----- EXTRACTED MATERIAL

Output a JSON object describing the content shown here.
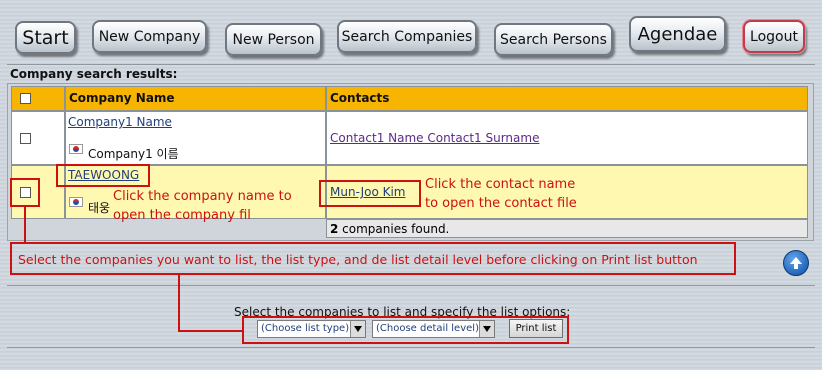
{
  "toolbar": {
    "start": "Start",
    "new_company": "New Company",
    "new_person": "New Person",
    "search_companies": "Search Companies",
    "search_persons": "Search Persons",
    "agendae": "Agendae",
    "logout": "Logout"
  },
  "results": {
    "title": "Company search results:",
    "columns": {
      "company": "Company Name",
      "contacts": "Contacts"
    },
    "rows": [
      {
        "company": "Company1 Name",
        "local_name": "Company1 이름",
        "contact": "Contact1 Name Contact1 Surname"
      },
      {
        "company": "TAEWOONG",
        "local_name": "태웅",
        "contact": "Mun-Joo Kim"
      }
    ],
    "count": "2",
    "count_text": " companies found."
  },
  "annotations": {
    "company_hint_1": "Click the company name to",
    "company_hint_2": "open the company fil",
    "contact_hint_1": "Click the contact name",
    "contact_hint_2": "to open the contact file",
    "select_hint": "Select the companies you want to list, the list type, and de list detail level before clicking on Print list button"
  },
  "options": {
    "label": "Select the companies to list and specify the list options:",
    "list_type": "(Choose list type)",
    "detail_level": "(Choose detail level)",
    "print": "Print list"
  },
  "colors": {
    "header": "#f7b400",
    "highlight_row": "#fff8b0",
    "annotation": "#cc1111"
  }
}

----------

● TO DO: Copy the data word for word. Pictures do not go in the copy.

● REPLY TO THE EXERCISE:
Output a JSON object describing the content shown here.
{
  "toolbar": {
    "start": "Start",
    "new_company": "New Company",
    "new_person": "New Person",
    "search_companies": "Search Companies",
    "search_persons": "Search Persons",
    "agendae": "Agendae",
    "logout": "Logout"
  },
  "results": {
    "title": "Company search results:",
    "columns": {
      "company": "Company Name",
      "contacts": "Contacts"
    },
    "rows": [
      {
        "company": "Company1 Name",
        "local_name": "Company1 이름",
        "contact": "Contact1 Name Contact1 Surname"
      },
      {
        "company": "TAEWOONG",
        "local_name": "태웅",
        "contact": "Mun-Joo Kim"
      }
    ],
    "count": "2",
    "count_text": " companies found."
  },
  "annotations": {
    "company_hint_1": "Click the company name to",
    "company_hint_2": "open the company fil",
    "contact_hint_1": "Click the contact name",
    "contact_hint_2": "to open the contact file",
    "select_hint": "Select the companies you want to list, the list type, and de list detail level before clicking on Print list button"
  },
  "options": {
    "label": "Select the companies to list and specify the list options:",
    "list_type": "(Choose list type)",
    "detail_level": "(Choose detail level)",
    "print": "Print list"
  },
  "colors": {
    "header": "#f7b400",
    "highlight_row": "#fff8b0",
    "annotation": "#cc1111"
  }
}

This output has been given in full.